▶ _About this task_: In the records below, pick out all lines containing the word "planlagt".

▶ _Data for analysis_:
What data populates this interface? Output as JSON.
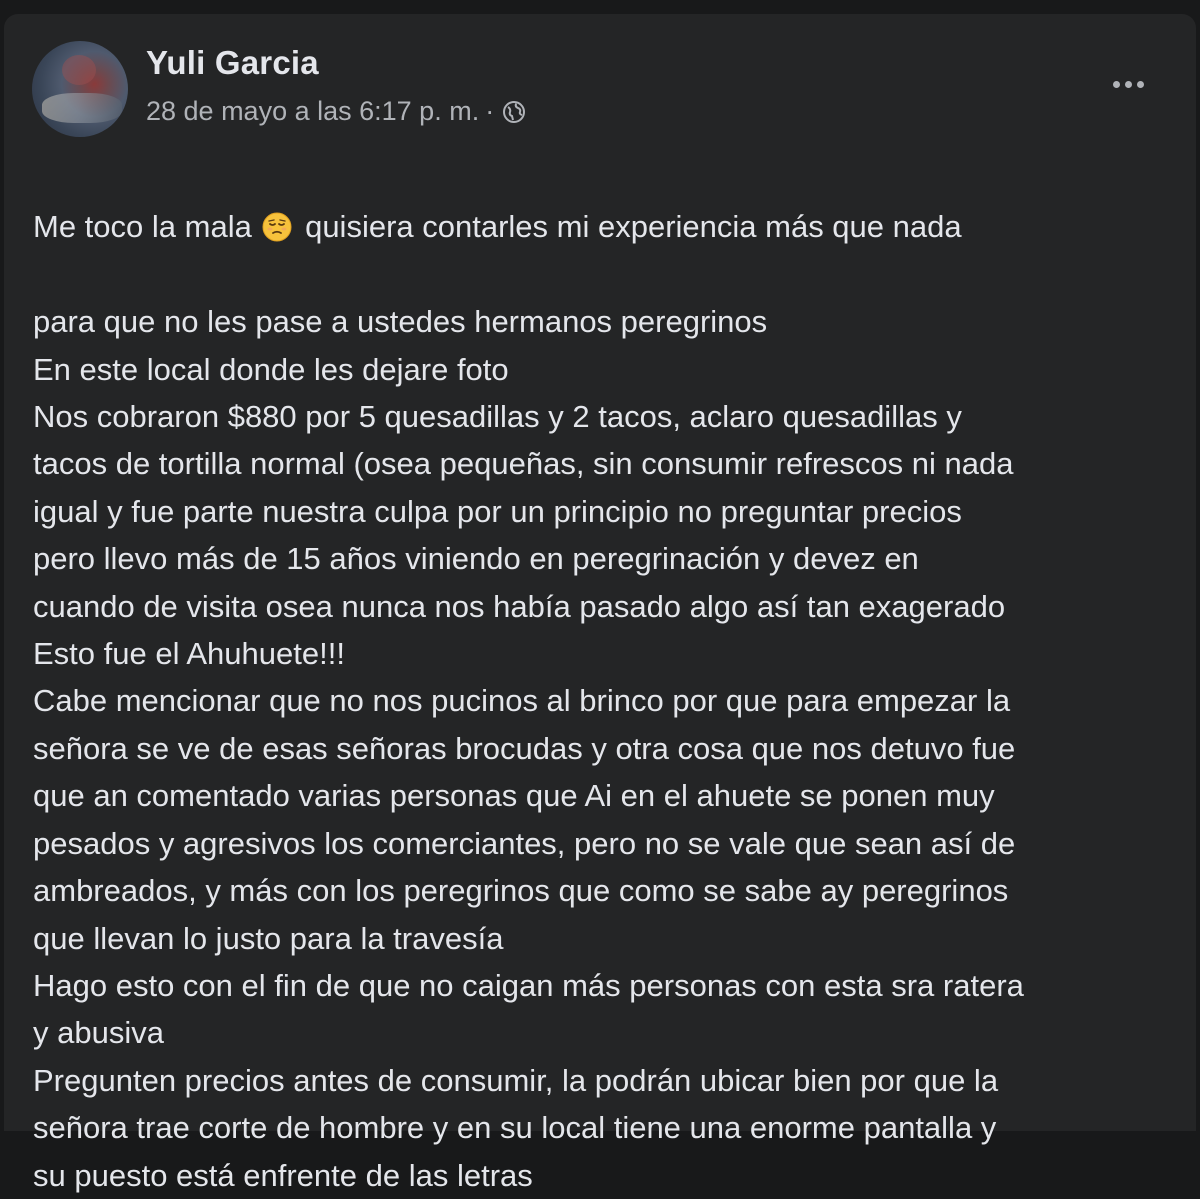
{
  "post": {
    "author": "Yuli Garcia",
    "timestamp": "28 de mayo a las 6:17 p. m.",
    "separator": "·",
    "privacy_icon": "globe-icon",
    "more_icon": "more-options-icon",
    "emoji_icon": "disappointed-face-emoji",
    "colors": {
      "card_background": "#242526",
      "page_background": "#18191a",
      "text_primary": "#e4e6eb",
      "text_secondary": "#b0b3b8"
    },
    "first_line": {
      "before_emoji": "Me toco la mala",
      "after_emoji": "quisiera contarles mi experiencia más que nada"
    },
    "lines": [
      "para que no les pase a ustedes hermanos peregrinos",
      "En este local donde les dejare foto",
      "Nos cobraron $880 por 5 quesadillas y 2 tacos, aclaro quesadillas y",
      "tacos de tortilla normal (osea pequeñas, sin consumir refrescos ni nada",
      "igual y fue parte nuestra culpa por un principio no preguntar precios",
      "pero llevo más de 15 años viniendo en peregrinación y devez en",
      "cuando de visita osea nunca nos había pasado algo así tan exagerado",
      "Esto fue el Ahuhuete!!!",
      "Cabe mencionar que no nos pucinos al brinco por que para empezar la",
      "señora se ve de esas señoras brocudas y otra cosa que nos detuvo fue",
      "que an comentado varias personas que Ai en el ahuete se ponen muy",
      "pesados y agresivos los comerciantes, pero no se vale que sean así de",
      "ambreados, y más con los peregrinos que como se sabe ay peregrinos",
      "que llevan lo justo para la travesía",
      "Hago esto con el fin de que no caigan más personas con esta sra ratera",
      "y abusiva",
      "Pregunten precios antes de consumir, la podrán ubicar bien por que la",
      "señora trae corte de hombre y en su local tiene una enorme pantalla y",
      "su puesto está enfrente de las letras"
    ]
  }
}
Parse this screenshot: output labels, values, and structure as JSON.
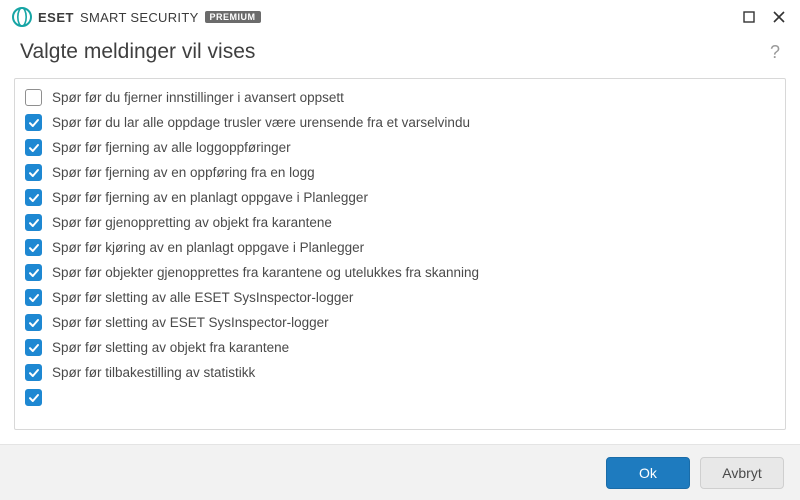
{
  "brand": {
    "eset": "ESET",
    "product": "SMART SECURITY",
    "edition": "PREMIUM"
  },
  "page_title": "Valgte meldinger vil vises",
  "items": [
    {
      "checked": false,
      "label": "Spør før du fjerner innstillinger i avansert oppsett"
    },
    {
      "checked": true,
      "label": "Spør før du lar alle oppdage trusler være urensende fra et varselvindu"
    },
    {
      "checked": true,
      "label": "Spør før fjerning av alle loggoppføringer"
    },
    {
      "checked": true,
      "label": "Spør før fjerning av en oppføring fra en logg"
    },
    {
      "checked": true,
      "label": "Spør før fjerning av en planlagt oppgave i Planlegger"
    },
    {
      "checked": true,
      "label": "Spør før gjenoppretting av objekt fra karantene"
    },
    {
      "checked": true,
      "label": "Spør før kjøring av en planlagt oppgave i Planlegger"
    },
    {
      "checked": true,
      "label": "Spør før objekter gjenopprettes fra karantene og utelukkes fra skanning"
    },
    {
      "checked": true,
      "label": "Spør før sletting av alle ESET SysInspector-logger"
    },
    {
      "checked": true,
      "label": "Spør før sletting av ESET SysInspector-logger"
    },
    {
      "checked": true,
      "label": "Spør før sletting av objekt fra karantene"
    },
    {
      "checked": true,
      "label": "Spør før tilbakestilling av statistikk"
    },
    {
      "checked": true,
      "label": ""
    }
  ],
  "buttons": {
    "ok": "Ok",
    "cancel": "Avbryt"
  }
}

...

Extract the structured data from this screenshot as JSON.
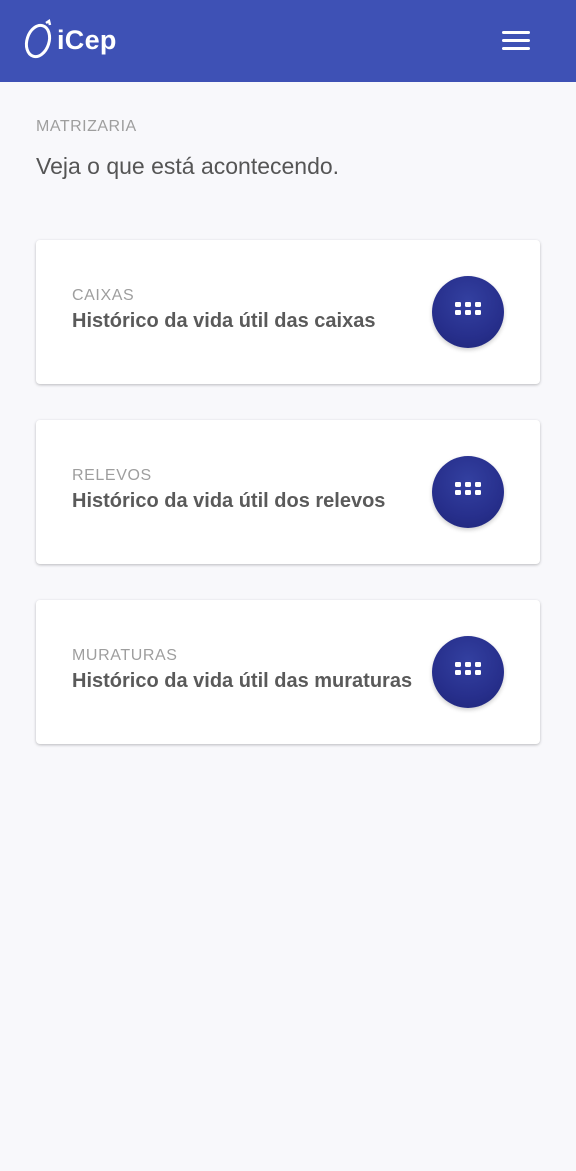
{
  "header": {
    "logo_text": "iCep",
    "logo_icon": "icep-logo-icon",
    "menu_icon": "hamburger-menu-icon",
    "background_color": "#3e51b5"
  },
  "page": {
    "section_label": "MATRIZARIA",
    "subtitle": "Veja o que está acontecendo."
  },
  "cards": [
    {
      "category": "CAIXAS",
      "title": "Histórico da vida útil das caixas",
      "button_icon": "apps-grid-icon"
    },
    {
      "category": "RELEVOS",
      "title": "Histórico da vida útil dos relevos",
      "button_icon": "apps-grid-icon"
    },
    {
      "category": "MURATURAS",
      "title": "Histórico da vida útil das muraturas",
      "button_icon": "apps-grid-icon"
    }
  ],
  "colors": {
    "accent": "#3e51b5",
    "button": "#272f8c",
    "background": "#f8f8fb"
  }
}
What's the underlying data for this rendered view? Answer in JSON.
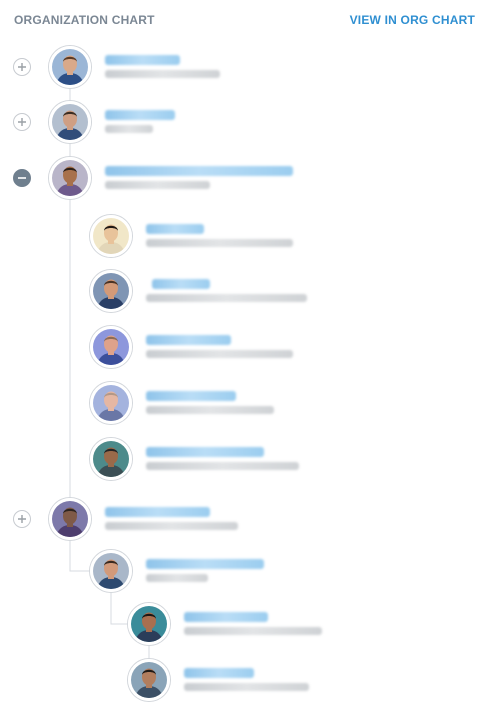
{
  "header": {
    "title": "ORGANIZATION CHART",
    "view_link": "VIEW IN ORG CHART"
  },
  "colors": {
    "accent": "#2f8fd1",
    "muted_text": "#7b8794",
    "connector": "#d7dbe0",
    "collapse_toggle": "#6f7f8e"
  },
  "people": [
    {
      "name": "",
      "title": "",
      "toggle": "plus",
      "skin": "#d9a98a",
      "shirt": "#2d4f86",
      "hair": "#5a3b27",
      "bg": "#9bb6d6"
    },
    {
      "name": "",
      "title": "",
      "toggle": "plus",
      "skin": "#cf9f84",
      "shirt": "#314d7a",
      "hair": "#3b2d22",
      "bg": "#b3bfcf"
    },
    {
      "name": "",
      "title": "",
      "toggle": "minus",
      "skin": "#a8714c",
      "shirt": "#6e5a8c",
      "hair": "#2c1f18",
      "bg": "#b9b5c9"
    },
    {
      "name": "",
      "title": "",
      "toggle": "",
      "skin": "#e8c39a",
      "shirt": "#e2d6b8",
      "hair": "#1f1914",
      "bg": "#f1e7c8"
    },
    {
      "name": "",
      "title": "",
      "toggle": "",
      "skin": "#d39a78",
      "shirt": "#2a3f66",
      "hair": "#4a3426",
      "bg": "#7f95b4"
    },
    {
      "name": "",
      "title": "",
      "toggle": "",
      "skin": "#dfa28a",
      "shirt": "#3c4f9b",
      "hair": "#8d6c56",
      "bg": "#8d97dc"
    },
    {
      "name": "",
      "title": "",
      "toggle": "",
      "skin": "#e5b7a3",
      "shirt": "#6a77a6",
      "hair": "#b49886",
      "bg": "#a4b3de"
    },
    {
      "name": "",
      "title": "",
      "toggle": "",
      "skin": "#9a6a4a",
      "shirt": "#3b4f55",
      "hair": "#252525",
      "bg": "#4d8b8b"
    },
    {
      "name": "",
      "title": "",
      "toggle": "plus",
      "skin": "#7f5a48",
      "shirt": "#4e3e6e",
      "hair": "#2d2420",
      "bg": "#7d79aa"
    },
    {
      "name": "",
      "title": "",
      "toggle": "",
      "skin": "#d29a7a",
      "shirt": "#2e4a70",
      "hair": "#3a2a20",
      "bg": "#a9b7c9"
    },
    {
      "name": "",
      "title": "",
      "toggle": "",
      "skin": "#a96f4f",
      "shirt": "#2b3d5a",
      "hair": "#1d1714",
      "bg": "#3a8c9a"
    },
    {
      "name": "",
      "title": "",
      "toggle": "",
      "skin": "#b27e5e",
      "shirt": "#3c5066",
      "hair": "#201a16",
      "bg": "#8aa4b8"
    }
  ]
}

▶ _Result below_:
      "label": "Spør før fjerning av en planlagt oppgave i Planlegger"
      "label": "Spør før kjøring av en planlagt oppgave i Planlegger"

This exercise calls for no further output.